In an editorial, Nature calls out principal investigators who are using their influence over visas to create working environments that take advantage of foreign postdocs.
A recent study appearing in Research Policy found that a major, unexpected issue facing postdocs in the US, is what it called "socially irresponsible behavior" by PIs, which included such visa issues. Arizona State University's Christopher Hayter and California State University–Los Angeles' Marla Parker interviewed 97 postdocs and 35 others, including PIs and university administrators, to explore what factors may prevent postdoc from pursuing careers in academia. About half the postdocs were from the life sciences. Postdocs told Hayter and Parker that PIs would threaten visas — J1 and H1B visas in the US are issued for particular positions and renewed yearly by universities, which gives PIs control over their renewal — if they did not double their hours in the lab or work for less than the minimum salary.

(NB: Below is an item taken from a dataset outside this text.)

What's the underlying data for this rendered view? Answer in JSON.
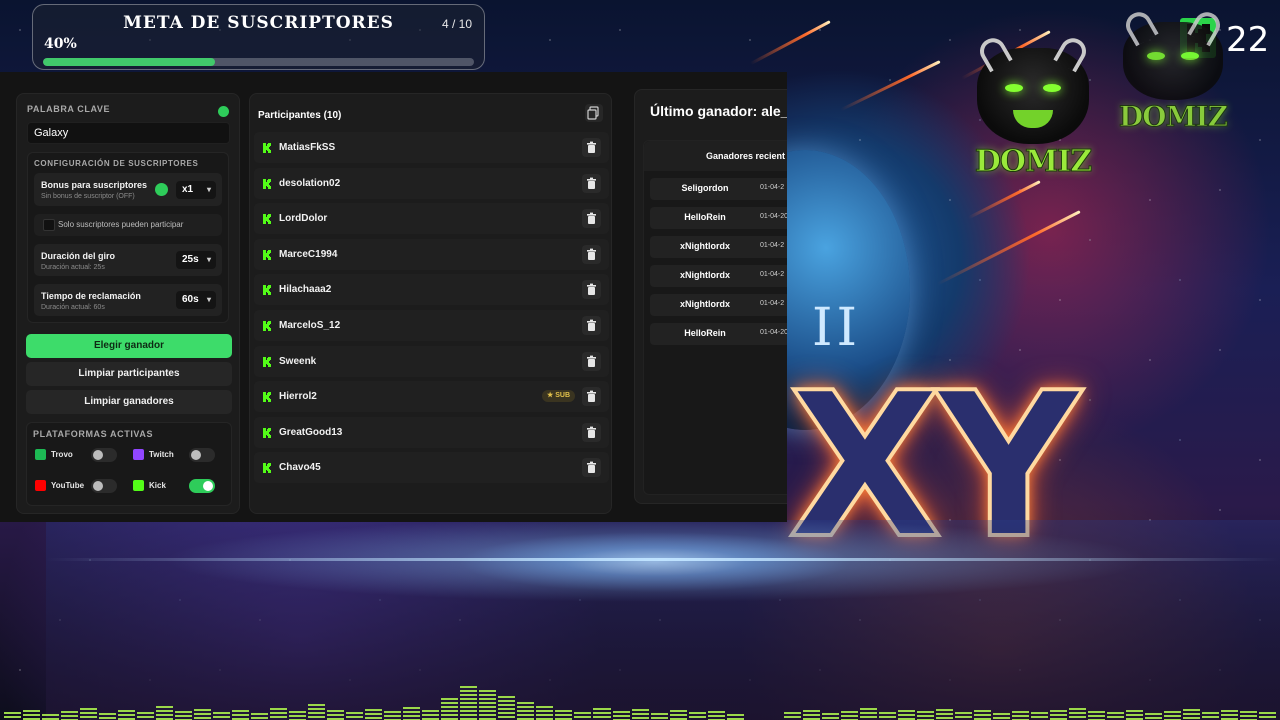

This, Nature says, is exploitation and is unacceptable, and says that it "must stop."
The paper authors note that their study was small and qualitative, and therefore might not be widely generalizable. "Let's hope not," Nature writes. "Everyone should agree with the postdoc who told the interviewers: '[I] realized that students can really be taken advantage of and this left a bad taste in [my] mouth with academia.'"